→ **What to do**:
Print the data again, exactly.

→ **Source material**:
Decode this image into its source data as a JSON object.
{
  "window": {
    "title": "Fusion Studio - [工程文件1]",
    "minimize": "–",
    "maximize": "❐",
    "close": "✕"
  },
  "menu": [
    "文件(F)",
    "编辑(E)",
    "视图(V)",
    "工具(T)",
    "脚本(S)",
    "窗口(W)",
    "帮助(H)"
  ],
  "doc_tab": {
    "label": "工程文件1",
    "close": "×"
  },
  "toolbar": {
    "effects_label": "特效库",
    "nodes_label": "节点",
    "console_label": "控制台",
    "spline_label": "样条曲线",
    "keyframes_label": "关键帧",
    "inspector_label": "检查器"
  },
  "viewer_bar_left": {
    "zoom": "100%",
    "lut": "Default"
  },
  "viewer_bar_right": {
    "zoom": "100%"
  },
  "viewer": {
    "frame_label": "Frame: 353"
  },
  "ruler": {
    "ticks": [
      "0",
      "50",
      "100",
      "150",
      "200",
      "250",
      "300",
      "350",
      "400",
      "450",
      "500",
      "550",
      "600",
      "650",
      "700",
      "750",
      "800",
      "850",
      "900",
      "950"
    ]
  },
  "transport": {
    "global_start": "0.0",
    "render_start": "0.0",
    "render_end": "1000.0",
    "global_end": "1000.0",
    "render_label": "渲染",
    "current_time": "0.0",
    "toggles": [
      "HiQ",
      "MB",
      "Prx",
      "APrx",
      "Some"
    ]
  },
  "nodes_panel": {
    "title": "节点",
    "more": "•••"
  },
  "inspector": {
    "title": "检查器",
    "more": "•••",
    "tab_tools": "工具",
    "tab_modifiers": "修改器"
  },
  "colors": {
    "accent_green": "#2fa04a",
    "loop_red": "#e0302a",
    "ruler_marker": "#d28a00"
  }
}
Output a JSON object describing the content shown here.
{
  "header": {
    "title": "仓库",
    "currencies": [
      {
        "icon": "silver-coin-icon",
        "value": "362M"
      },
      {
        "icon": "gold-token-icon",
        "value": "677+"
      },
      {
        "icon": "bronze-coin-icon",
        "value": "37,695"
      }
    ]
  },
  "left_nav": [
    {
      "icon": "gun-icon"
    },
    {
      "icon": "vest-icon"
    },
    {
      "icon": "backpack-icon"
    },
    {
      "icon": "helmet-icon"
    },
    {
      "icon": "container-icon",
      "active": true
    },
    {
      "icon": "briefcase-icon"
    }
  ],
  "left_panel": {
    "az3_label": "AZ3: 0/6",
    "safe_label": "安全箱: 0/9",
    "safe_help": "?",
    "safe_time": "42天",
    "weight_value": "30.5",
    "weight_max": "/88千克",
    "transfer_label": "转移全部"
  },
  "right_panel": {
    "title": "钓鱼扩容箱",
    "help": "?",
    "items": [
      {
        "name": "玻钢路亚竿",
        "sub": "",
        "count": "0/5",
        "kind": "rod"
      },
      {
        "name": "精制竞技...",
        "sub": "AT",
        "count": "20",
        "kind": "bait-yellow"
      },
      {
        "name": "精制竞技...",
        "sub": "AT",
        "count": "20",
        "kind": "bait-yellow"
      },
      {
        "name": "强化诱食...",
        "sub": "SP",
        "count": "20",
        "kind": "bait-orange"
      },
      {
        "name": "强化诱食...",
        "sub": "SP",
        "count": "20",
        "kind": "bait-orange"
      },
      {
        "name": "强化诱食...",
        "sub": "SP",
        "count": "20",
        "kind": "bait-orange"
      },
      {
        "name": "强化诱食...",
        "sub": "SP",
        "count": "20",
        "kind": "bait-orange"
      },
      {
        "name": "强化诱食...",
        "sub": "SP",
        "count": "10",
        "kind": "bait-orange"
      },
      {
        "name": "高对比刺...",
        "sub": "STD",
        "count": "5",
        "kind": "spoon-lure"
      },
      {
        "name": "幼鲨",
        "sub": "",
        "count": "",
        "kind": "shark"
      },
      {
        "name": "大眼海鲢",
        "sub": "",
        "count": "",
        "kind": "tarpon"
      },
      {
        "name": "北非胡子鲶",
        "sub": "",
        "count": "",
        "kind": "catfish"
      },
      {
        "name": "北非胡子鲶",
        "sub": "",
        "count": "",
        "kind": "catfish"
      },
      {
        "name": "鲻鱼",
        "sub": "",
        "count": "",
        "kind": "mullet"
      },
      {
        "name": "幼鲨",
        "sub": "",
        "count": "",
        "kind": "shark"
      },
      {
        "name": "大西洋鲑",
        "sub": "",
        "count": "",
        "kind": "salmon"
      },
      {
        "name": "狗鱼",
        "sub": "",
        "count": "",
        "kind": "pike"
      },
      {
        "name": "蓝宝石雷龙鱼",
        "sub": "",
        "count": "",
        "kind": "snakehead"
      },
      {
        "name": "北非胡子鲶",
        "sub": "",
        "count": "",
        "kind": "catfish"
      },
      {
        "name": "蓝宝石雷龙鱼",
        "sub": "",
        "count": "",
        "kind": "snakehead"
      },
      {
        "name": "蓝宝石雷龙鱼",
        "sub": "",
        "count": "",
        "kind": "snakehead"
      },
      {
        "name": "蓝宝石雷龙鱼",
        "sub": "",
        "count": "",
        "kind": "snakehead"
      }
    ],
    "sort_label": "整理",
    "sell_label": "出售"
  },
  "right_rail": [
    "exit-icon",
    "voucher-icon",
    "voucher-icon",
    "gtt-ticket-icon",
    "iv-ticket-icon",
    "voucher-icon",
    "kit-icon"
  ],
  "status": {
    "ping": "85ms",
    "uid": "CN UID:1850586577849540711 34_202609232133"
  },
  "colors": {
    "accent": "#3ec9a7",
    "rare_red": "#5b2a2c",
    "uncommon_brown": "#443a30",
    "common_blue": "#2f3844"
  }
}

→ **Answer box**:
Decode this image into its source data as a JSON object.
{
  "window": {
    "title": "Fusion Studio - [工程文件1]",
    "minimize": "–",
    "maximize": "❐",
    "close": "✕"
  },
  "menu": [
    "文件(F)",
    "编辑(E)",
    "视图(V)",
    "工具(T)",
    "脚本(S)",
    "窗口(W)",
    "帮助(H)"
  ],
  "doc_tab": {
    "label": "工程文件1",
    "close": "×"
  },
  "toolbar": {
    "effects_label": "特效库",
    "nodes_label": "节点",
    "console_label": "控制台",
    "spline_label": "样条曲线",
    "keyframes_label": "关键帧",
    "inspector_label": "检查器"
  },
  "viewer_bar_left": {
    "zoom": "100%",
    "lut": "Default"
  },
  "viewer_bar_right": {
    "zoom": "100%"
  },
  "viewer": {
    "frame_label": "Frame: 353"
  },
  "ruler": {
    "ticks": [
      "0",
      "50",
      "100",
      "150",
      "200",
      "250",
      "300",
      "350",
      "400",
      "450",
      "500",
      "550",
      "600",
      "650",
      "700",
      "750",
      "800",
      "850",
      "900",
      "950"
    ]
  },
  "transport": {
    "global_start": "0.0",
    "render_start": "0.0",
    "render_end": "1000.0",
    "global_end": "1000.0",
    "render_label": "渲染",
    "current_time": "0.0",
    "toggles": [
      "HiQ",
      "MB",
      "Prx",
      "APrx",
      "Some"
    ]
  },
  "nodes_panel": {
    "title": "节点",
    "more": "•••"
  },
  "inspector": {
    "title": "检查器",
    "more": "•••",
    "tab_tools": "工具",
    "tab_modifiers": "修改器"
  },
  "colors": {
    "accent_green": "#2fa04a",
    "loop_red": "#e0302a",
    "ruler_marker": "#d28a00"
  }
}
Output a JSON object describing the content shown here.
{
  "header": {
    "title": "仓库",
    "currencies": [
      {
        "icon": "silver-coin-icon",
        "value": "362M"
      },
      {
        "icon": "gold-token-icon",
        "value": "677+"
      },
      {
        "icon": "bronze-coin-icon",
        "value": "37,695"
      }
    ]
  },
  "left_nav": [
    {
      "icon": "gun-icon"
    },
    {
      "icon": "vest-icon"
    },
    {
      "icon": "backpack-icon"
    },
    {
      "icon": "helmet-icon"
    },
    {
      "icon": "container-icon",
      "active": true
    },
    {
      "icon": "briefcase-icon"
    }
  ],
  "left_panel": {
    "az3_label": "AZ3: 0/6",
    "safe_label": "安全箱: 0/9",
    "safe_help": "?",
    "safe_time": "42天",
    "weight_value": "30.5",
    "weight_max": "/88千克",
    "transfer_label": "转移全部"
  },
  "right_panel": {
    "title": "钓鱼扩容箱",
    "help": "?",
    "items": [
      {
        "name": "玻钢路亚竿",
        "sub": "",
        "count": "0/5",
        "kind": "rod"
      },
      {
        "name": "精制竞技...",
        "sub": "AT",
        "count": "20",
        "kind": "bait-yellow"
      },
      {
        "name": "精制竞技...",
        "sub": "AT",
        "count": "20",
        "kind": "bait-yellow"
      },
      {
        "name": "强化诱食...",
        "sub": "SP",
        "count": "20",
        "kind": "bait-orange"
      },
      {
        "name": "强化诱食...",
        "sub": "SP",
        "count": "20",
        "kind": "bait-orange"
      },
      {
        "name": "强化诱食...",
        "sub": "SP",
        "count": "20",
        "kind": "bait-orange"
      },
      {
        "name": "强化诱食...",
        "sub": "SP",
        "count": "20",
        "kind": "bait-orange"
      },
      {
        "name": "强化诱食...",
        "sub": "SP",
        "count": "10",
        "kind": "bait-orange"
      },
      {
        "name": "高对比刺...",
        "sub": "STD",
        "count": "5",
        "kind": "spoon-lure"
      },
      {
        "name": "幼鲨",
        "sub": "",
        "count": "",
        "kind": "shark"
      },
      {
        "name": "大眼海鲢",
        "sub": "",
        "count": "",
        "kind": "tarpon"
      },
      {
        "name": "北非胡子鲶",
        "sub": "",
        "count": "",
        "kind": "catfish"
      },
      {
        "name": "北非胡子鲶",
        "sub": "",
        "count": "",
        "kind": "catfish"
      },
      {
        "name": "鲻鱼",
        "sub": "",
        "count": "",
        "kind": "mullet"
      },
      {
        "name": "幼鲨",
        "sub": "",
        "count": "",
        "kind": "shark"
      },
      {
        "name": "大西洋鲑",
        "sub": "",
        "count": "",
        "kind": "salmon"
      },
      {
        "name": "狗鱼",
        "sub": "",
        "count": "",
        "kind": "pike"
      },
      {
        "name": "蓝宝石雷龙鱼",
        "sub": "",
        "count": "",
        "kind": "snakehead"
      },
      {
        "name": "北非胡子鲶",
        "sub": "",
        "count": "",
        "kind": "catfish"
      },
      {
        "name": "蓝宝石雷龙鱼",
        "sub": "",
        "count": "",
        "kind": "snakehead"
      },
      {
        "name": "蓝宝石雷龙鱼",
        "sub": "",
        "count": "",
        "kind": "snakehead"
      },
      {
        "name": "蓝宝石雷龙鱼",
        "sub": "",
        "count": "",
        "kind": "snakehead"
      }
    ],
    "sort_label": "整理",
    "sell_label": "出售"
  },
  "right_rail": [
    "exit-icon",
    "voucher-icon",
    "voucher-icon",
    "gtt-ticket-icon",
    "iv-ticket-icon",
    "voucher-icon",
    "kit-icon"
  ],
  "status": {
    "ping": "85ms",
    "uid": "CN UID:1850586577849540711 34_202609232133"
  },
  "colors": {
    "accent": "#3ec9a7",
    "rare_red": "#5b2a2c",
    "uncommon_brown": "#443a30",
    "common_blue": "#2f3844"
  }
}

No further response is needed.